_WHAT YOU WILL DO_
Exact copy required. Repeat the records, but keep the pictures out.

[Element data from apps and pages]

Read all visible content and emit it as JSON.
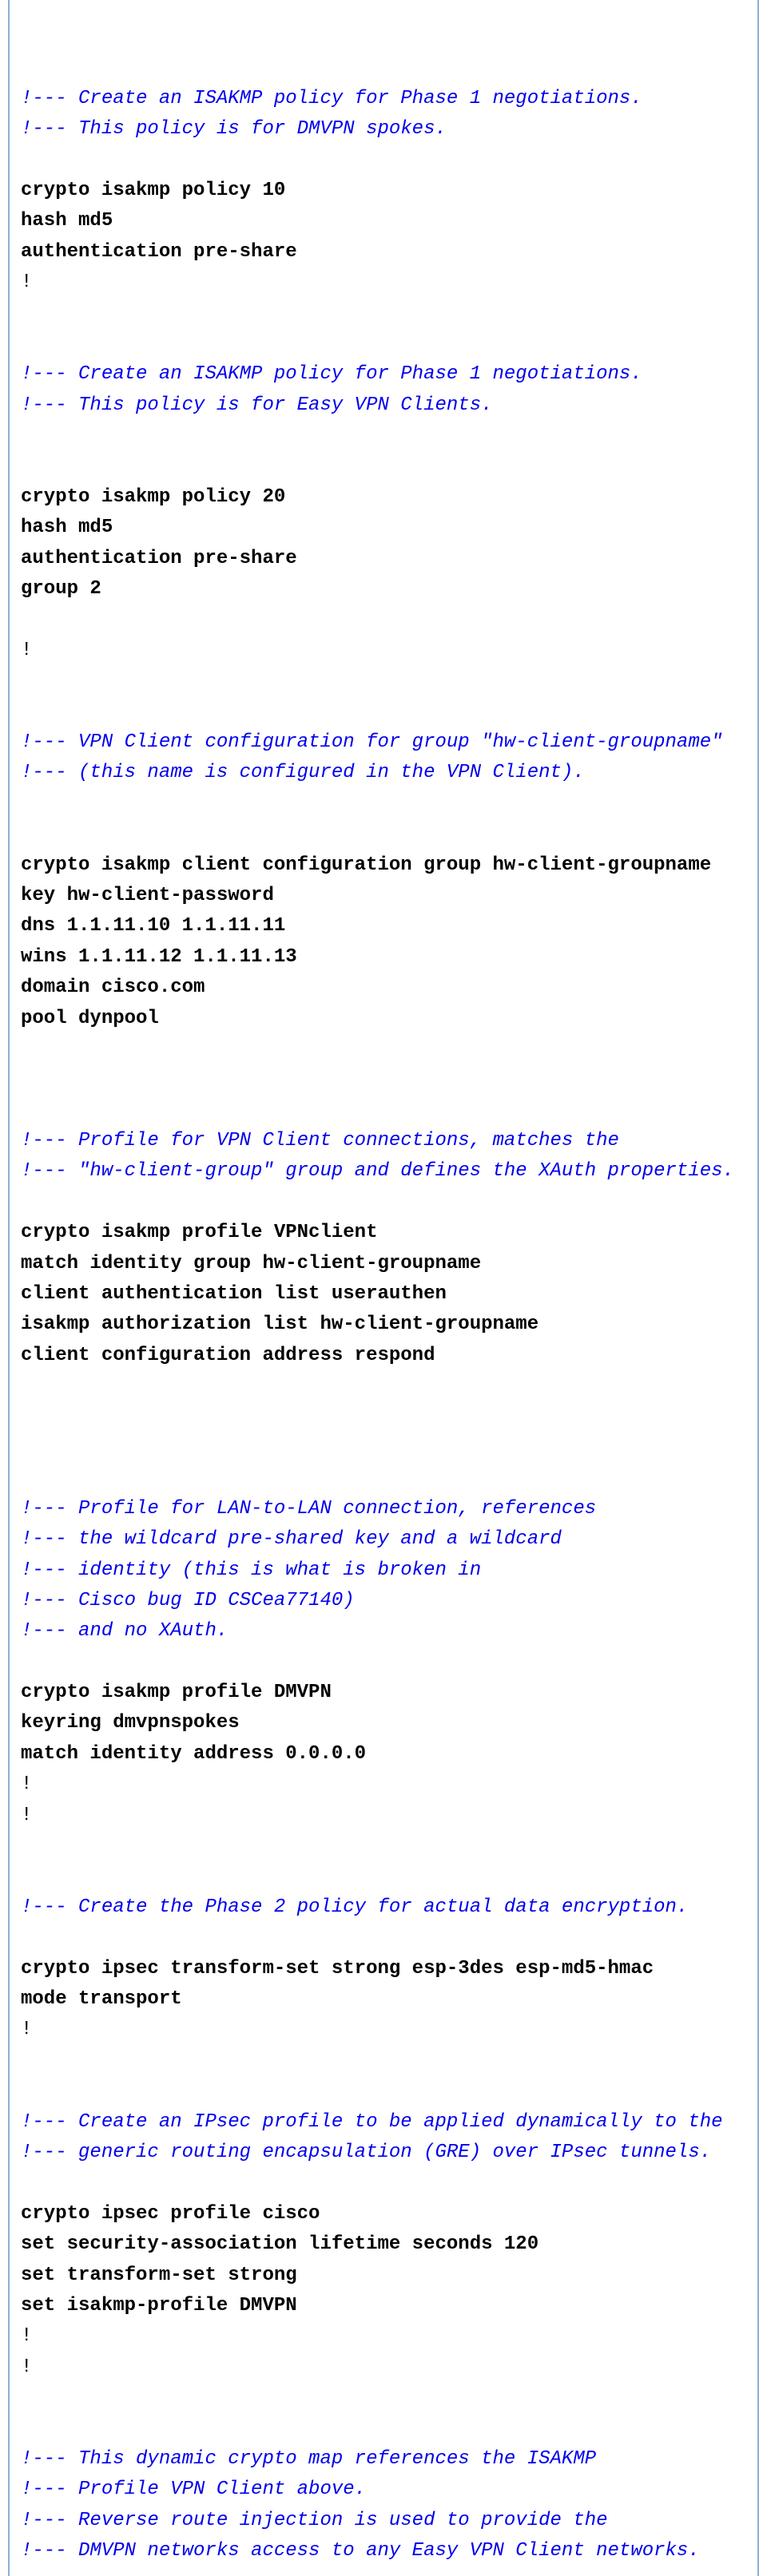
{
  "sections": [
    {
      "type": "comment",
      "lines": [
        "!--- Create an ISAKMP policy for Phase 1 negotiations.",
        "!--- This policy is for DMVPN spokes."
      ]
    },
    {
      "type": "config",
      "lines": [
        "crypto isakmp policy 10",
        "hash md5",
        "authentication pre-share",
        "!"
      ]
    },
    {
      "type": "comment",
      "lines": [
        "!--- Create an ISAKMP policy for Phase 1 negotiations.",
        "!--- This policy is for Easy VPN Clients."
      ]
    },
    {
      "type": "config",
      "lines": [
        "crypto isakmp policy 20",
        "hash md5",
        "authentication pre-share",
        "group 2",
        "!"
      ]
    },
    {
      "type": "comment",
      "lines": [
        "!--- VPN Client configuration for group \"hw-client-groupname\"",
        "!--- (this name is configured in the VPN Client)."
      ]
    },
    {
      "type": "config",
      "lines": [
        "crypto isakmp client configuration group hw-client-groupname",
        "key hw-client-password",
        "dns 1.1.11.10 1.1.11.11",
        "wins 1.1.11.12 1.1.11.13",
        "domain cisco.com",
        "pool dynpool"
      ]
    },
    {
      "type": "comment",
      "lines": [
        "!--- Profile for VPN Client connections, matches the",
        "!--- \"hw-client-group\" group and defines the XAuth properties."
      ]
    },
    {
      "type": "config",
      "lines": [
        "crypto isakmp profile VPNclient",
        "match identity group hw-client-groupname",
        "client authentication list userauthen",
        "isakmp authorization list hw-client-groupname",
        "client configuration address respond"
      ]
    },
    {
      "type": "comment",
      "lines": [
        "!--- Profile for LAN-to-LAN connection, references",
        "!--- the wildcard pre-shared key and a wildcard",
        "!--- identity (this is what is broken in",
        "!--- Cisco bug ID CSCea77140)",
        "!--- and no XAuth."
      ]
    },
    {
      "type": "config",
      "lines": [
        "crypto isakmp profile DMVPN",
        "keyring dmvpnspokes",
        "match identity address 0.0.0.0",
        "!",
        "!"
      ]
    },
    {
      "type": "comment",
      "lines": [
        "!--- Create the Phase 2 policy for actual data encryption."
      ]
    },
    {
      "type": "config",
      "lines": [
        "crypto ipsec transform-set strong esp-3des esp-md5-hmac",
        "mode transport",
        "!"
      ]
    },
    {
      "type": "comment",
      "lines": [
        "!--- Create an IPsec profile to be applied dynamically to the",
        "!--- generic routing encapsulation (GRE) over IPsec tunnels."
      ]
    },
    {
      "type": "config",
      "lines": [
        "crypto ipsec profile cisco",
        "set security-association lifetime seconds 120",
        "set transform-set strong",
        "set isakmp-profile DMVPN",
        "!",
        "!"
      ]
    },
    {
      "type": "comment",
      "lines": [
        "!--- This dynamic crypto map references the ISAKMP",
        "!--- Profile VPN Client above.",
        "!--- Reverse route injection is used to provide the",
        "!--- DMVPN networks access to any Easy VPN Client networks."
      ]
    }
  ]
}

_TASK RESULT_
Read all visible content and emit it as JSON.
{
  "sections": [
    {
      "type": "comment",
      "lines": [
        "!--- Create an ISAKMP policy for Phase 1 negotiations.",
        "!--- This policy is for DMVPN spokes."
      ]
    },
    {
      "type": "config",
      "lines": [
        "crypto isakmp policy 10",
        "hash md5",
        "authentication pre-share",
        "!"
      ]
    },
    {
      "type": "comment",
      "lines": [
        "!--- Create an ISAKMP policy for Phase 1 negotiations.",
        "!--- This policy is for Easy VPN Clients."
      ]
    },
    {
      "type": "config",
      "lines": [
        "crypto isakmp policy 20",
        "hash md5",
        "authentication pre-share",
        "group 2",
        "!"
      ]
    },
    {
      "type": "comment",
      "lines": [
        "!--- VPN Client configuration for group \"hw-client-groupname\"",
        "!--- (this name is configured in the VPN Client)."
      ]
    },
    {
      "type": "config",
      "lines": [
        "crypto isakmp client configuration group hw-client-groupname",
        "key hw-client-password",
        "dns 1.1.11.10 1.1.11.11",
        "wins 1.1.11.12 1.1.11.13",
        "domain cisco.com",
        "pool dynpool"
      ]
    },
    {
      "type": "comment",
      "lines": [
        "!--- Profile for VPN Client connections, matches the",
        "!--- \"hw-client-group\" group and defines the XAuth properties."
      ]
    },
    {
      "type": "config",
      "lines": [
        "crypto isakmp profile VPNclient",
        "match identity group hw-client-groupname",
        "client authentication list userauthen",
        "isakmp authorization list hw-client-groupname",
        "client configuration address respond"
      ]
    },
    {
      "type": "comment",
      "lines": [
        "!--- Profile for LAN-to-LAN connection, references",
        "!--- the wildcard pre-shared key and a wildcard",
        "!--- identity (this is what is broken in",
        "!--- Cisco bug ID CSCea77140)",
        "!--- and no XAuth."
      ]
    },
    {
      "type": "config",
      "lines": [
        "crypto isakmp profile DMVPN",
        "keyring dmvpnspokes",
        "match identity address 0.0.0.0",
        "!",
        "!"
      ]
    },
    {
      "type": "comment",
      "lines": [
        "!--- Create the Phase 2 policy for actual data encryption."
      ]
    },
    {
      "type": "config",
      "lines": [
        "crypto ipsec transform-set strong esp-3des esp-md5-hmac",
        "mode transport",
        "!"
      ]
    },
    {
      "type": "comment",
      "lines": [
        "!--- Create an IPsec profile to be applied dynamically to the",
        "!--- generic routing encapsulation (GRE) over IPsec tunnels."
      ]
    },
    {
      "type": "config",
      "lines": [
        "crypto ipsec profile cisco",
        "set security-association lifetime seconds 120",
        "set transform-set strong",
        "set isakmp-profile DMVPN",
        "!",
        "!"
      ]
    },
    {
      "type": "comment",
      "lines": [
        "!--- This dynamic crypto map references the ISAKMP",
        "!--- Profile VPN Client above.",
        "!--- Reverse route injection is used to provide the",
        "!--- DMVPN networks access to any Easy VPN Client networks."
      ]
    }
  ]
}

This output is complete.